I know it’s not a new idea, but a MPR talk show the other morning got me thinking again about the contradictory feelings Americans have about ingesting foreign substances. Religion, television, caffiene, alcohol, pot, crack, meth — there’s this kind of continuum (a historically shifting continuum — see the 18th Amendment) as to what’s considered an acceptable drug and what isn’t. We’ve spent billions in the ‘war on drugs’ — and I think the war on drugs is a drug itself. One more distraction from real, intractable issues that our politicians prefer to ignore. Can’t deal with national health care? Start a foriegn war. Can’t deal with corporate feudalism and the growing class gap? Privatize social security.
Drugs are about distraction: avoiding your life by altering your consciousness.
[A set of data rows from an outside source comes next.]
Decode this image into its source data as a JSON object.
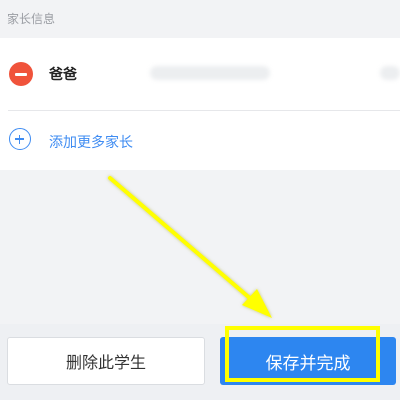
{
  "section": {
    "title": "家长信息"
  },
  "parents": [
    {
      "label": "爸爸"
    }
  ],
  "add_parent": {
    "label": "添加更多家长"
  },
  "actions": {
    "delete_label": "删除此学生",
    "save_label": "保存并完成"
  },
  "annotation": {
    "color": "#ffff00"
  },
  "colors": {
    "primary": "#2d86f0",
    "danger": "#f0533b",
    "link": "#3f8cf2"
  }
}
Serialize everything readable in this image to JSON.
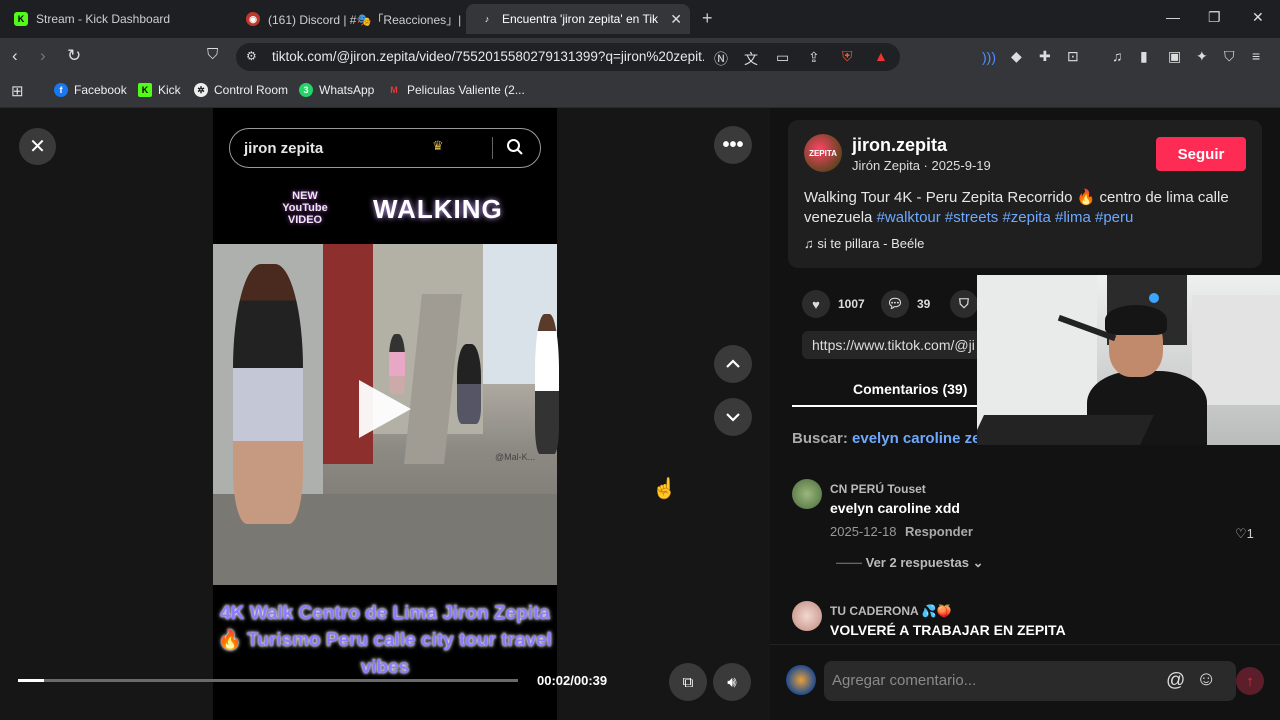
{
  "tabs": [
    {
      "title": "Stream - Kick Dashboard",
      "icon": "kick-icon"
    },
    {
      "title": "(161) Discord | #🎭「Reacciones」| B",
      "icon": "discord-icon"
    },
    {
      "title": "Encuentra 'jiron zepita' en Tik",
      "icon": "tiktok-icon"
    }
  ],
  "address": {
    "url": "tiktok.com/@jiron.zepita/video/7552015580279131399?q=jiron%20zepit..."
  },
  "bookmarks": [
    {
      "label": "Facebook",
      "color": "#1877f2"
    },
    {
      "label": "Kick",
      "color": "#53fc18"
    },
    {
      "label": "Control Room",
      "color": "#444444"
    },
    {
      "label": "WhatsApp",
      "color": "#25d366"
    },
    {
      "label": "Peliculas Valiente (2...",
      "color": "#c62828"
    }
  ],
  "video": {
    "search_query": "jiron zepita",
    "badge_text": "NEW YouTube VIDEO",
    "overlay_title": "WALKING",
    "watermark": "@Mal-K...",
    "caption": "4K Walk Centro de Lima Jiron Zepita 🔥 Turismo Peru calle city tour travel vibes",
    "time": "00:02/00:39",
    "progress": 0.051
  },
  "post": {
    "username": "jiron.zepita",
    "subtitle": "Jirón Zepita · 2025-9-19",
    "follow_label": "Seguir",
    "description_text": "Walking Tour 4K - Peru Zepita Recorrido 🔥 centro de lima calle venezuela ",
    "hashtags": "#walktour #streets #zepita #lima #peru",
    "music": "si te pillara - Beéle",
    "likes": "1007",
    "comments": "39",
    "link": "https://www.tiktok.com/@ji"
  },
  "comments_tab": {
    "label": "Comentarios (39)"
  },
  "search_suggestion": {
    "prefix": "Buscar: ",
    "keyword": "evelyn caroline ze"
  },
  "comment_list": [
    {
      "author": "CN PERÚ Touset",
      "text": "evelyn caroline xdd",
      "date": "2025-12-18",
      "reply_label": "Responder",
      "likes": "1",
      "view_replies": "Ver 2 respuestas"
    },
    {
      "author": "TU CADERONA 💦🍑",
      "text": "VOLVERÉ A TRABAJAR EN ZEPITA"
    }
  ],
  "comment_input": {
    "placeholder": "Agregar comentario..."
  }
}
It’s not a problem because I don’t feel like it’s a problem anymore — or at least until this show is over, and then there’ll be another one. Or another beer. Or another hit. Or another cup of coffee.
We all do it (I’m all about distraction). What bothers me is that the people who complain most loudly about how bad street drugs are and fight against legalizing pot (as on the MPR show I referenced above) are next in line at Starbucks, or tuned into TV for a few hours the same night. It’s all about altering your state of mind.
What we don’t talk about is what we’re avoiding when we alter our minds. Would meth be at epidemic levels if ours was a culture that provided support and direction to our young people? Al Quaeda is attractive to young, disaffected Muslims the way meth is attractive to young disaffected Americans: it provides a focus for the violence and anger in the human heart.
We do drugs because we want to feel. Different. At all.
We do drugs because we’re hungry. For meaning, emotional connection, purpose. If we can’t find those, then at least we can distract ourselves from wanting them for awhile.